Requirement
Each line of the data has to be written out again exactly as shown.

Website and app data records
···

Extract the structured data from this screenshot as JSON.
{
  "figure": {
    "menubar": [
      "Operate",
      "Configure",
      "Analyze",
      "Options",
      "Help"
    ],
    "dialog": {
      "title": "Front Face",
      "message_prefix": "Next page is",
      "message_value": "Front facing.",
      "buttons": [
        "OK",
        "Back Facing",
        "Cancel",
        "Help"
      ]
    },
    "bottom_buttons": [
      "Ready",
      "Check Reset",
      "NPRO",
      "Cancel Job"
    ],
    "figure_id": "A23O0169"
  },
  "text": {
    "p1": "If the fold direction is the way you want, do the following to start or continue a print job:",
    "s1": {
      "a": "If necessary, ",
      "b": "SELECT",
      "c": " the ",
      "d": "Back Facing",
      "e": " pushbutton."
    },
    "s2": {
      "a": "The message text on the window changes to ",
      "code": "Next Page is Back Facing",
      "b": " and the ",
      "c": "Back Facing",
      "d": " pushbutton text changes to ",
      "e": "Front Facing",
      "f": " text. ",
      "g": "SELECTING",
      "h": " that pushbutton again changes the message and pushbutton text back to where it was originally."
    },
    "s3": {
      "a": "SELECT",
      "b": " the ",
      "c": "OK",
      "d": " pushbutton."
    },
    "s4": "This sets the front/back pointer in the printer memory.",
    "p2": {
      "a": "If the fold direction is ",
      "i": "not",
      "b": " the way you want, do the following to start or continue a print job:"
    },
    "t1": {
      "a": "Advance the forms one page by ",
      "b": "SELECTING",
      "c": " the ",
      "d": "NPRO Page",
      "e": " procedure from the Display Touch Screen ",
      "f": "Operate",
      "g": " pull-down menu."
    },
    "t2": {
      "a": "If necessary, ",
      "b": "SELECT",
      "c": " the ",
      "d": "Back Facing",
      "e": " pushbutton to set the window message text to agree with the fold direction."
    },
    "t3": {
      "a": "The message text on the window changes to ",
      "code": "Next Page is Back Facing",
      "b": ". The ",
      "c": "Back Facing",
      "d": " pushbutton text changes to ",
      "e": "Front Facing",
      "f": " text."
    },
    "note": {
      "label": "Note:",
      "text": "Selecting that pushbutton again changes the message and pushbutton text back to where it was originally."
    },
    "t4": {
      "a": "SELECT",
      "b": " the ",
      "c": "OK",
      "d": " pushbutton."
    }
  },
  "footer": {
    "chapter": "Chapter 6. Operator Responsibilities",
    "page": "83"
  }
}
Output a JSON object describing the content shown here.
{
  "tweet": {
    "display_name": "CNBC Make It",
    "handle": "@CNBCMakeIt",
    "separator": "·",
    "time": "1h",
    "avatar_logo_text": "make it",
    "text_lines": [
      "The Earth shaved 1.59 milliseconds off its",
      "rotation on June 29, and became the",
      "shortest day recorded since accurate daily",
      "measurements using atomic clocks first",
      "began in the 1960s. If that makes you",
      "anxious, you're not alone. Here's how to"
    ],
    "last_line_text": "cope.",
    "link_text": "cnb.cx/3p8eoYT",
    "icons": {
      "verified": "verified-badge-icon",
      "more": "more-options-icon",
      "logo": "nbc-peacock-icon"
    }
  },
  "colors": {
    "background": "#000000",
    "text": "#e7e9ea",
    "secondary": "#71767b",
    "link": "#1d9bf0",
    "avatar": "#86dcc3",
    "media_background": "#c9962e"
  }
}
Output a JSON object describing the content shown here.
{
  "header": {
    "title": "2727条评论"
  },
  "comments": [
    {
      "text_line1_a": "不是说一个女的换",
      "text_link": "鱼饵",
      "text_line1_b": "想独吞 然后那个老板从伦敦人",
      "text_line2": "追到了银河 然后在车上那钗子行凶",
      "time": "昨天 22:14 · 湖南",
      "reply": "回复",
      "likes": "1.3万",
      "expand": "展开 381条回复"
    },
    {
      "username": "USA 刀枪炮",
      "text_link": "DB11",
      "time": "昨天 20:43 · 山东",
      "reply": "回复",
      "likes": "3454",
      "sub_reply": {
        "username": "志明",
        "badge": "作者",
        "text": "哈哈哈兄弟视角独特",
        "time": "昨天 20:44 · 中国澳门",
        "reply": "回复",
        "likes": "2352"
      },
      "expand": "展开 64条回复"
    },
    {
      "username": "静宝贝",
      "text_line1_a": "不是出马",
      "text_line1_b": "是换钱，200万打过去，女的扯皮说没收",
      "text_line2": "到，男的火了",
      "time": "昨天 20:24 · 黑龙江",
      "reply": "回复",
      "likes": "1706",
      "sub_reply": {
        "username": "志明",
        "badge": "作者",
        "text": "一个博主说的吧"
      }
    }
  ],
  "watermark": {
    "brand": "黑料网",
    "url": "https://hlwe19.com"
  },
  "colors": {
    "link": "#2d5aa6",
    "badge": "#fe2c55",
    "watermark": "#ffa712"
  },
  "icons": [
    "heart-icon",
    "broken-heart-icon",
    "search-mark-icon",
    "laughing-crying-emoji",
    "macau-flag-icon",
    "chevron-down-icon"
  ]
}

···

Answer section
Extract the structured data from this screenshot as JSON.
{
  "figure": {
    "menubar": [
      "Operate",
      "Configure",
      "Analyze",
      "Options",
      "Help"
    ],
    "dialog": {
      "title": "Front Face",
      "message_prefix": "Next page is",
      "message_value": "Front facing.",
      "buttons": [
        "OK",
        "Back Facing",
        "Cancel",
        "Help"
      ]
    },
    "bottom_buttons": [
      "Ready",
      "Check Reset",
      "NPRO",
      "Cancel Job"
    ],
    "figure_id": "A23O0169"
  },
  "text": {
    "p1": "If the fold direction is the way you want, do the following to start or continue a print job:",
    "s1": {
      "a": "If necessary, ",
      "b": "SELECT",
      "c": " the ",
      "d": "Back Facing",
      "e": " pushbutton."
    },
    "s2": {
      "a": "The message text on the window changes to ",
      "code": "Next Page is Back Facing",
      "b": " and the ",
      "c": "Back Facing",
      "d": " pushbutton text changes to ",
      "e": "Front Facing",
      "f": " text. ",
      "g": "SELECTING",
      "h": " that pushbutton again changes the message and pushbutton text back to where it was originally."
    },
    "s3": {
      "a": "SELECT",
      "b": " the ",
      "c": "OK",
      "d": " pushbutton."
    },
    "s4": "This sets the front/back pointer in the printer memory.",
    "p2": {
      "a": "If the fold direction is ",
      "i": "not",
      "b": " the way you want, do the following to start or continue a print job:"
    },
    "t1": {
      "a": "Advance the forms one page by ",
      "b": "SELECTING",
      "c": " the ",
      "d": "NPRO Page",
      "e": " procedure from the Display Touch Screen ",
      "f": "Operate",
      "g": " pull-down menu."
    },
    "t2": {
      "a": "If necessary, ",
      "b": "SELECT",
      "c": " the ",
      "d": "Back Facing",
      "e": " pushbutton to set the window message text to agree with the fold direction."
    },
    "t3": {
      "a": "The message text on the window changes to ",
      "code": "Next Page is Back Facing",
      "b": ". The ",
      "c": "Back Facing",
      "d": " pushbutton text changes to ",
      "e": "Front Facing",
      "f": " text."
    },
    "note": {
      "label": "Note:",
      "text": "Selecting that pushbutton again changes the message and pushbutton text back to where it was originally."
    },
    "t4": {
      "a": "SELECT",
      "b": " the ",
      "c": "OK",
      "d": " pushbutton."
    }
  },
  "footer": {
    "chapter": "Chapter 6. Operator Responsibilities",
    "page": "83"
  }
}
Output a JSON object describing the content shown here.
{
  "tweet": {
    "display_name": "CNBC Make It",
    "handle": "@CNBCMakeIt",
    "separator": "·",
    "time": "1h",
    "avatar_logo_text": "make it",
    "text_lines": [
      "The Earth shaved 1.59 milliseconds off its",
      "rotation on June 29, and became the",
      "shortest day recorded since accurate daily",
      "measurements using atomic clocks first",
      "began in the 1960s. If that makes you",
      "anxious, you're not alone. Here's how to"
    ],
    "last_line_text": "cope.",
    "link_text": "cnb.cx/3p8eoYT",
    "icons": {
      "verified": "verified-badge-icon",
      "more": "more-options-icon",
      "logo": "nbc-peacock-icon"
    }
  },
  "colors": {
    "background": "#000000",
    "text": "#e7e9ea",
    "secondary": "#71767b",
    "link": "#1d9bf0",
    "avatar": "#86dcc3",
    "media_background": "#c9962e"
  }
}
Output a JSON object describing the content shown here.
{
  "header": {
    "title": "2727条评论"
  },
  "comments": [
    {
      "text_line1_a": "不是说一个女的换",
      "text_link": "鱼饵",
      "text_line1_b": "想独吞 然后那个老板从伦敦人",
      "text_line2": "追到了银河 然后在车上那钗子行凶",
      "time": "昨天 22:14 · 湖南",
      "reply": "回复",
      "likes": "1.3万",
      "expand": "展开 381条回复"
    },
    {
      "username": "USA 刀枪炮",
      "text_link": "DB11",
      "time": "昨天 20:43 · 山东",
      "reply": "回复",
      "likes": "3454",
      "sub_reply": {
        "username": "志明",
        "badge": "作者",
        "text": "哈哈哈兄弟视角独特",
        "time": "昨天 20:44 · 中国澳门",
        "reply": "回复",
        "likes": "2352"
      },
      "expand": "展开 64条回复"
    },
    {
      "username": "静宝贝",
      "text_line1_a": "不是出马",
      "text_line1_b": "是换钱，200万打过去，女的扯皮说没收",
      "text_line2": "到，男的火了",
      "time": "昨天 20:24 · 黑龙江",
      "reply": "回复",
      "likes": "1706",
      "sub_reply": {
        "username": "志明",
        "badge": "作者",
        "text": "一个博主说的吧"
      }
    }
  ],
  "watermark": {
    "brand": "黑料网",
    "url": "https://hlwe19.com"
  },
  "colors": {
    "link": "#2d5aa6",
    "badge": "#fe2c55",
    "watermark": "#ffa712"
  },
  "icons": [
    "heart-icon",
    "broken-heart-icon",
    "search-mark-icon",
    "laughing-crying-emoji",
    "macau-flag-icon",
    "chevron-down-icon"
  ]
}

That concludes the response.